I grew up in Western Pennsylvania, where sports played a central role for the entire region. Whether supporting our professional sports teams (most notably the Pittsburgh Steelers) or our local high school athletics, most folks’ emotions were tethered to the wins and losses of their teams. Some observers credit the heightened sports loyalty to the tight-knit family culture that pervades the area. Others claim it is how sports teams reflect the values of the traditional blue-collar work force.
Recently, I’ve seen this level of emotional investment taking root in my 7-year-old son. He truly started following football this year. He learned player rosters, studied play selection, and understood time management while also picking up the nuances of the game. Unfortunately, I’ve also witnessed firsthand what this investment can do when a game results in a loss.

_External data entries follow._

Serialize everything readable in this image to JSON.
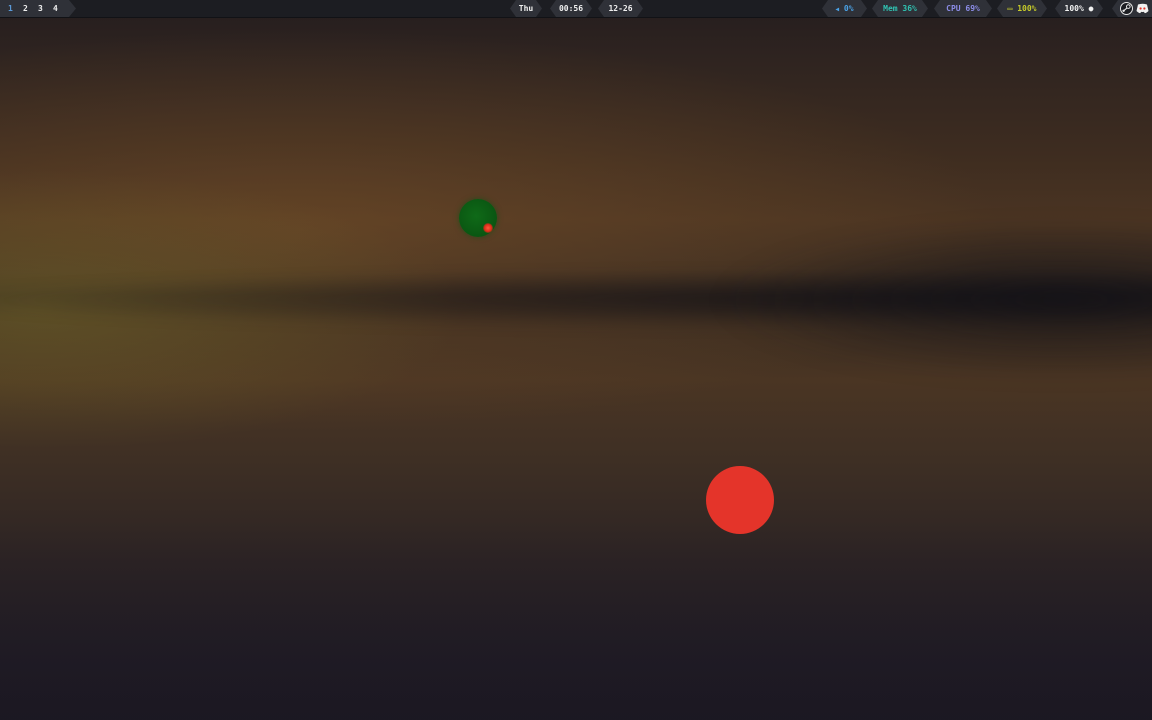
{
  "panel": {
    "workspaces": [
      {
        "label": "1",
        "active": true
      },
      {
        "label": "2",
        "active": false
      },
      {
        "label": "3",
        "active": false
      },
      {
        "label": "4",
        "active": false
      }
    ],
    "clock": {
      "day": "Thu",
      "time": "00:56",
      "date": "12-26"
    },
    "status": {
      "volume": {
        "icon": "speaker-icon",
        "glyph": "◀",
        "text": "0%",
        "color": "#4aa3e8"
      },
      "memory": {
        "text": "Mem 36%",
        "color": "#30c0b0"
      },
      "cpu": {
        "text": "CPU 69%",
        "color": "#8b8ce6"
      },
      "battery": {
        "icon": "battery-icon",
        "glyph": "▭",
        "text": "100%",
        "color": "#c7cc2a"
      },
      "brightness": {
        "icon": "brightness-icon",
        "glyph": "●",
        "text": "100%",
        "color": "#f2f2f2"
      }
    },
    "tray": [
      {
        "icon": "steam-icon"
      },
      {
        "icon": "discord-icon"
      }
    ],
    "active_workspace_color": "#5b9ad8"
  },
  "wallpaper": {
    "colors": {
      "top": "#241d1e",
      "mid": "#4a3422",
      "bottom": "#1e1a22",
      "green_orb": "#0a5612",
      "red_orb": "#e4342a"
    }
  }
}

This year’s Super Bowl pitted the Pittsburgh Steelers vs. Green Bay Packers. My son was heartbroken when our team lost the game. He cried and was distraught. I was crushed by the outcome, as well. I wanted to win just as badly as he did, but I chose to use the setback as a teaching opportunity about acceptance, effort, and mental resolve. This was not an easy task for me.
Honestly, I have a very competitive spirit. Winning is something that I strive for in all my endeavors. Whether it’s a game of cards, trivia, or a pickup game of basketball, my goal has always been to win. But winning has taken on a different definition for me over the past several years. I view the value of “winning” being centered on effort and pushing yourself to obtain the best result that you can put forth on any given day.
My teaching opportunity with my son had unknowingly been set in motion just three weeks earlier by an unlikely source. I had been captivated by a post game interview conducted with Baltimore Ravens linebacker Ray Lewis after the Ravens lost to the Pittsburgh Steelers in this year’s divisional playoff game.
In full disclosure, I want to share that at the beginning of Ray Lewis’s career, I was not a fan. He attended the University of Miami, which was known for its brash and boastful players and Lewis was no exception. He also plays for the team that is the archenemy of my beloved Steelers. My stance on Lewis softened several years ago when I learned that he has done mission work in Africa and works with disadvantaged children in his community. Lewis’s comments after the loss confirmed my initial misdiagnosis of his character. His words reverberated in my mind.
“If you live for the same God that I live for, what is for you is for you. What is not, is not. All you can do is come back and be better. You have to hold your head high for the way that we played. When you teach those lessons to your children you have to live by them yourself.” http://bit.ly/gtzxLL
Lewis made an impression on me that helped me preach the values of winning to my son.
My advice for all my boys is that winning can be achieved through the solace of maximum effort even when they aren’t rewarded with victory. Constantly strive to improve yourself, your community, and the lives of those around you. Be able to get back up one more time than you fall.
For if it will be, then it will be.